Data: Begin

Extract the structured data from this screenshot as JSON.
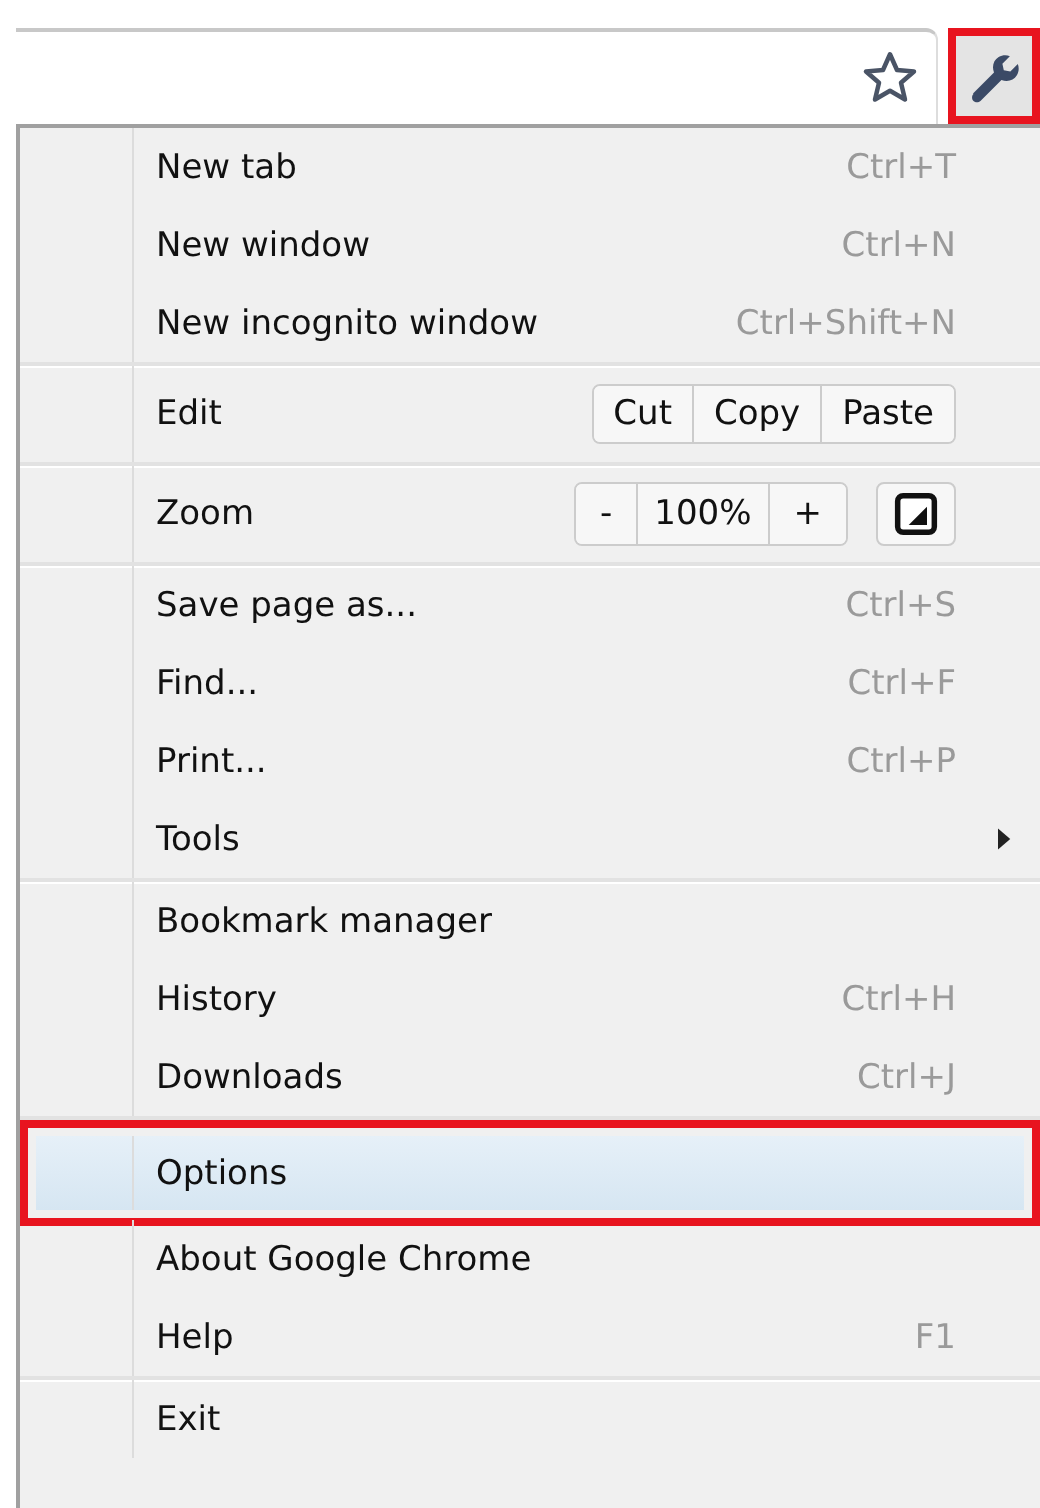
{
  "toolbar": {
    "menu_button_marked": true
  },
  "menu": {
    "groups": [
      [
        {
          "kind": "command",
          "label": "New tab",
          "shortcut": "Ctrl+T",
          "selected": false
        },
        {
          "kind": "command",
          "label": "New window",
          "shortcut": "Ctrl+N",
          "selected": false
        },
        {
          "kind": "command",
          "label": "New incognito window",
          "shortcut": "Ctrl+Shift+N",
          "selected": false
        }
      ],
      [
        {
          "kind": "edit",
          "label": "Edit",
          "buttons": [
            "Cut",
            "Copy",
            "Paste"
          ],
          "selected": false
        }
      ],
      [
        {
          "kind": "zoom",
          "label": "Zoom",
          "minus": "-",
          "value": "100%",
          "plus": "+",
          "selected": false
        }
      ],
      [
        {
          "kind": "command",
          "label": "Save page as...",
          "shortcut": "Ctrl+S",
          "selected": false
        },
        {
          "kind": "command",
          "label": "Find...",
          "shortcut": "Ctrl+F",
          "selected": false
        },
        {
          "kind": "command",
          "label": "Print...",
          "shortcut": "Ctrl+P",
          "selected": false
        },
        {
          "kind": "submenu",
          "label": "Tools",
          "selected": false
        }
      ],
      [
        {
          "kind": "command",
          "label": "Bookmark manager",
          "selected": false
        },
        {
          "kind": "command",
          "label": "History",
          "shortcut": "Ctrl+H",
          "selected": false
        },
        {
          "kind": "command",
          "label": "Downloads",
          "shortcut": "Ctrl+J",
          "selected": false
        }
      ],
      [
        {
          "kind": "command",
          "label": "Options",
          "selected": true
        },
        {
          "kind": "command",
          "label": "About Google Chrome",
          "selected": false
        },
        {
          "kind": "command",
          "label": "Help",
          "shortcut": "F1",
          "selected": false
        }
      ],
      [
        {
          "kind": "command",
          "label": "Exit",
          "selected": false
        }
      ]
    ]
  }
}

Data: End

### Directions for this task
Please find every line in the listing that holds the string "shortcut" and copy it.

### Result of this exercise
          "shortcut": "Ctrl+T",
          "shortcut": "Ctrl+N",
          "shortcut": "Ctrl+Shift+N",
          "shortcut": "Ctrl+S",
          "shortcut": "Ctrl+F",
          "shortcut": "Ctrl+P",
          "shortcut": "Ctrl+H",
          "shortcut": "Ctrl+J",
          "shortcut": "F1",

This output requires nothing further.